How did the Abi-Haus project come about?

I’m very passionate about food and have always wanted to open my restaurant. I never thought I’d actually have the opportunity to do so. About two and a half years ago on Halloween night a young family came by our house to trick-or-treat. They were the same age as my wife and me and lived only a block away. We immediately became friends. Jimbo Jackson was a pilot in the air force and his wife, Jessica, was about to open up a women’s boutique. I told them that I’d love to do the design work for the store, so I did. Betty & June was the beginning of a certain lifestyle in Abilene. It was different and stood out in a beautiful way.

Because of the success of Betty & June, Jimbo and I started fantasizing about opening up a restaurant that would be a mix of our favorite eateries in Raleigh, NYC, Dallas, and Austin. We would often cook out at each other’s houses and elaborate on these grand ideas. Then, one day, Jimbo approached me and asked if I would be interested in opening a restaurant with him. I told him yes and five months later we were officially restauranteurs.

Photo credit- Ryan Feerer Photographer: Nil Santana

What inspired the menu design you created?

The food, for one, inspired the menu. It went through several iterations, but this one just felt right. It had a nice balance of the industrial, utilitarian, yet established look we were hoping to achieve, with a twist of fun and personality. We didn’t want to overdo our menu or offering. We wanted to do a few things really well, and that’s it. To keep things interesting we also developed a chalk board menu so that new dishes were always coming through.

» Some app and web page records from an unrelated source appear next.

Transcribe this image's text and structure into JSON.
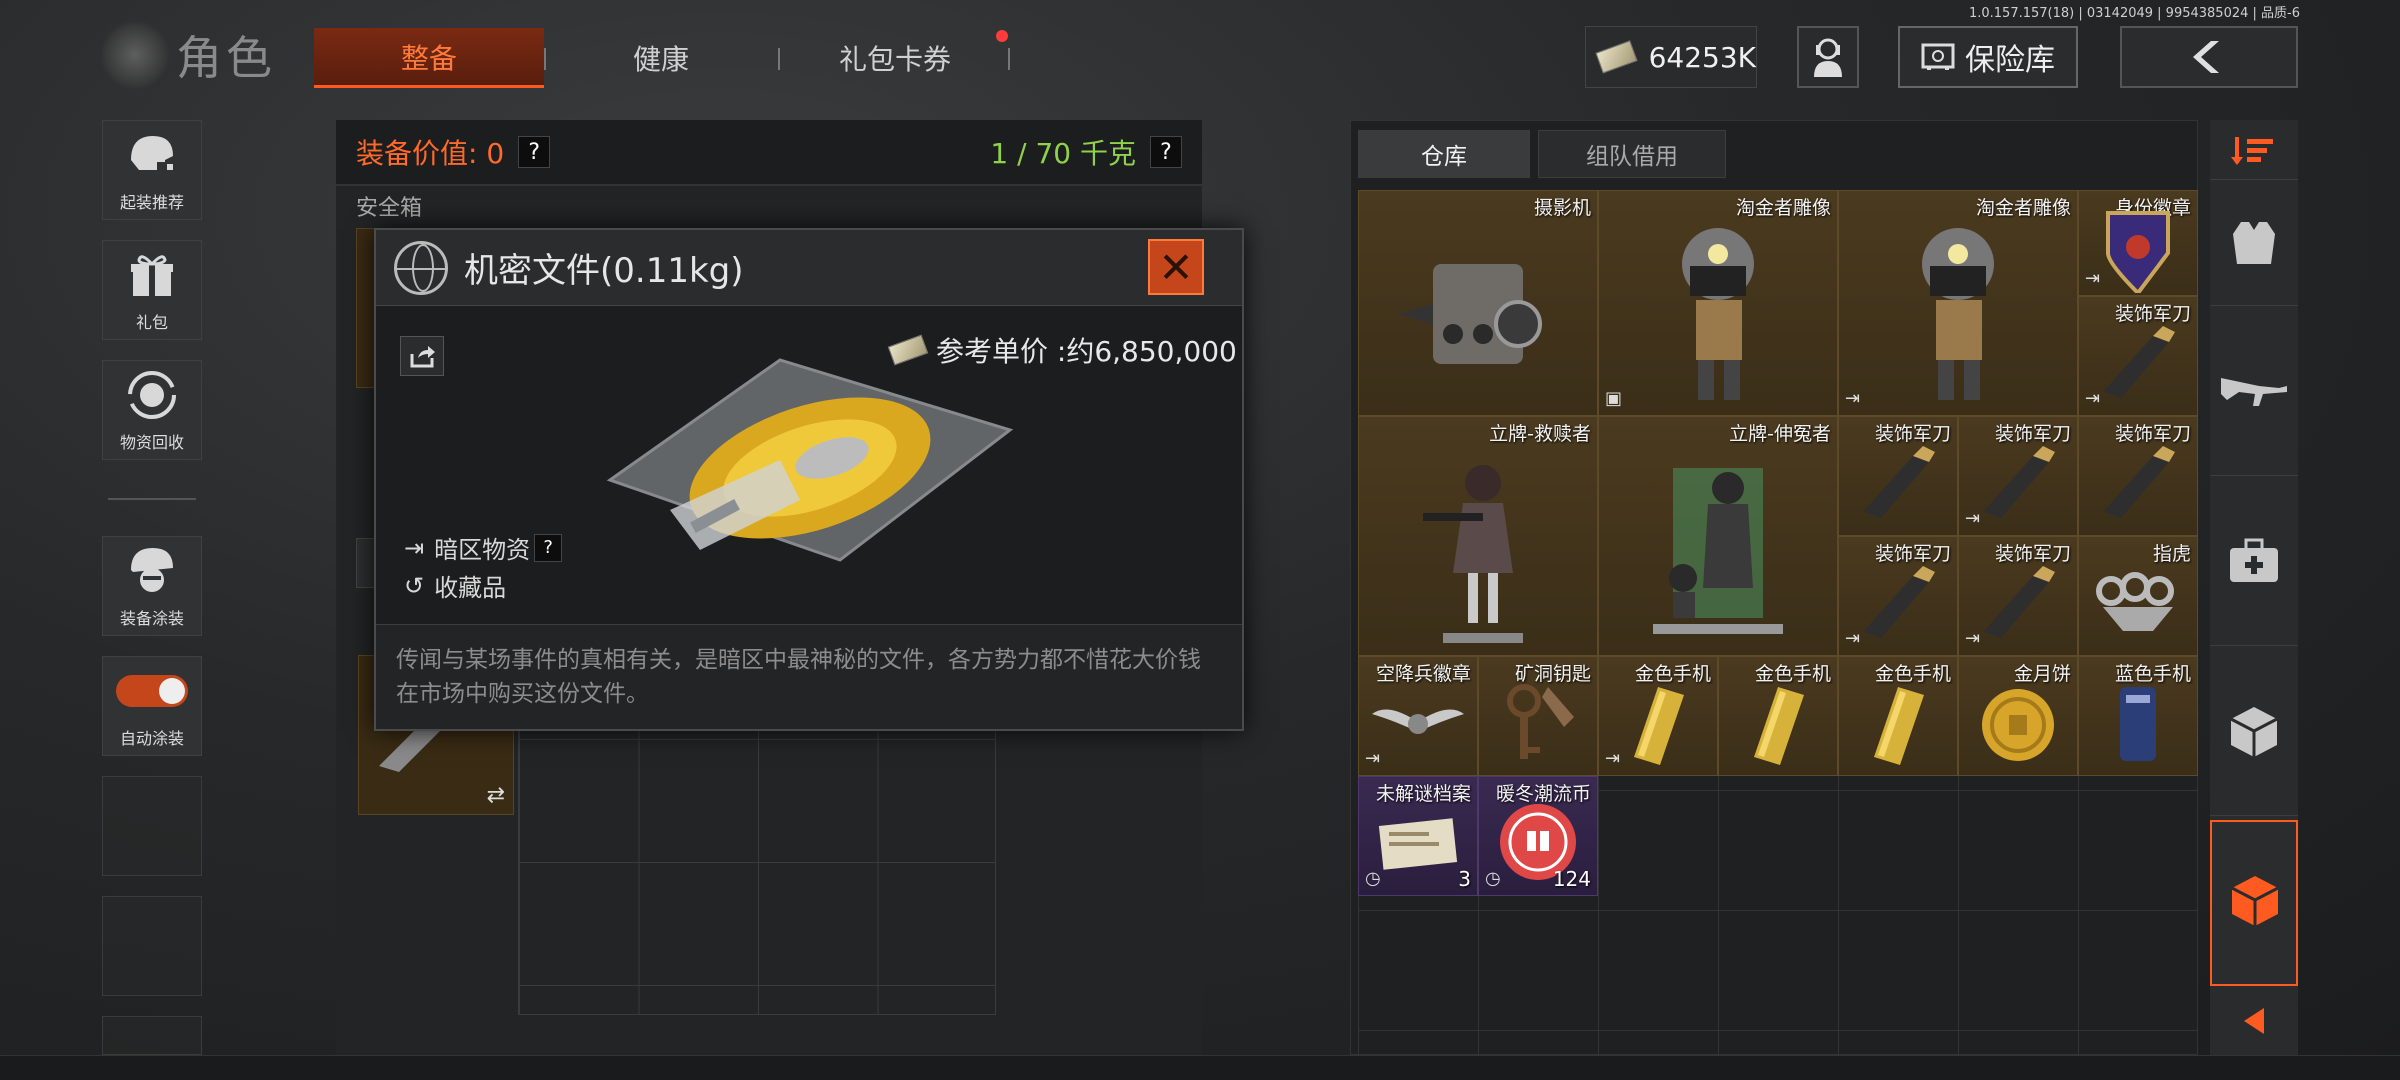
{
  "version": "1.0.157.157(18) | 03142049 | 9954385024 | 品质-6",
  "header": {
    "title": "角色",
    "tabs": [
      {
        "label": "整备",
        "active": true
      },
      {
        "label": "健康",
        "active": false
      },
      {
        "label": "礼包卡券",
        "active": false
      }
    ],
    "currency": "64253K",
    "vault_label": "保险库"
  },
  "sidebar": {
    "items": [
      {
        "label": "起装推荐"
      },
      {
        "label": "礼包"
      },
      {
        "label": "物资回收"
      },
      {
        "label": "装备涂装"
      },
      {
        "label": "自动涂装"
      }
    ]
  },
  "equipment": {
    "value_label": "装备价值: 0",
    "weight_label": "1 / 70 千克",
    "safe_box_label": "安全箱"
  },
  "inventory": {
    "tabs": [
      {
        "label": "仓库",
        "active": true
      },
      {
        "label": "组队借用",
        "active": false
      }
    ],
    "items": [
      {
        "name": "摄影机"
      },
      {
        "name": "淘金者雕像"
      },
      {
        "name": "淘金者雕像"
      },
      {
        "name": "身份徽章"
      },
      {
        "name": "装饰军刀"
      },
      {
        "name": "立牌-救赎者"
      },
      {
        "name": "立牌-伸冤者"
      },
      {
        "name": "装饰军刀"
      },
      {
        "name": "装饰军刀"
      },
      {
        "name": "装饰军刀"
      },
      {
        "name": "装饰军刀"
      },
      {
        "name": "装饰军刀"
      },
      {
        "name": "指虎"
      },
      {
        "name": "空降兵徽章"
      },
      {
        "name": "矿洞钥匙"
      },
      {
        "name": "金色手机"
      },
      {
        "name": "金色手机"
      },
      {
        "name": "金色手机"
      },
      {
        "name": "金月饼"
      },
      {
        "name": "蓝色手机"
      },
      {
        "name": "未解谜档案",
        "count": "3"
      },
      {
        "name": "暖冬潮流币",
        "count": "124"
      }
    ]
  },
  "modal": {
    "title": "机密文件(0.11kg)",
    "price": "参考单价 :约6,850,000",
    "tag_dark_zone": "暗区物资",
    "tag_collectible": "收藏品",
    "description": "传闻与某场事件的真相有关，是暗区中最神秘的文件，各方势力都不惜花大价钱在市场中购买这份文件。"
  },
  "colors": {
    "accent": "#ff5a1f",
    "weight_green": "#8fd14a",
    "value_orange": "#ff6a2a",
    "item_gold_bg": "#4a3a1f",
    "item_purple_bg": "#3a2a52"
  }
}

Photo credit- Ryan Feerer Photographer: Nil Santana

Are you pleased with the final result?

I could not be more pleased with the final product. Everything works so well together and in perfect harmony. It is, by far, the most personal project I’ve ever worked on. I’ve poured a lot of time, money, heart, and tears into the place. From the logo, signage, icon system, and menu to the murals inside and out… To me, it’s perfect. This wouldn’t have been true if Jeff Rogers and Dana Tanamachi hadn’t came down to bring their amazingness to our interiors. Every wall is filled with incredible custom type and ornate flourishes. I was curious to see how all three of our styles would work together, but it turned out better than I could’ve ever dreamed. The taste of the food and drink, the aromas, the textures of our hand-crafted tables and raw atmosphere, great music, and visuals surrounding you hits every sense. It’s hard to describe the feeling of watching a bunch of people laughing, eating, and drinking in a restaurant that you have ownership in. For a designer, it doesn’t get any better than that.

Photo credit- Ryan Feerer Photographer: Nil Santana

Which design or illustration venture has been your favorite to date?

Abi-Haus is definitely on the top of the list, but the Dark Was the Night album is almost tied. To me, it is one of the best indie compilations of our time. A lot of my favorite artists coming together for an awesome cause (aids awareness). I was speechless when I was approached to design the album and ancillary products. It’s hard to describe the feeling of having your designs plastered all over Radio City Music Hall with your favorite bands playing in front of them. I remember seeing someone walk the streets of NYC wearing the t-shirt I’d designed for that album and feeling a tremendous sense of accomplishment.

Photo credit- Ryan Feerer Photographer: Nil Santana

From talking to Feerer it is clear that Abi-Haus is as personal as it is perceptive. Seeking influence from his own work as well as others this is a team effort, and as such the restaurant reflects that community spirit. Abi-Haus encompasses the importance of inspiration, and is a project that marries design and atmosphere perfectly.

To keep up to date with Abi-Haus over on their Facebook page click HERE.

Photo credit- Ryan Feerer Photographer: Nil Santana

Photo credit- Ryan Feerer

Photo credit- Ryan Feerer Photographer: Nil Santana

Photo credit- Ryan Feerer Photographer: Nil Santana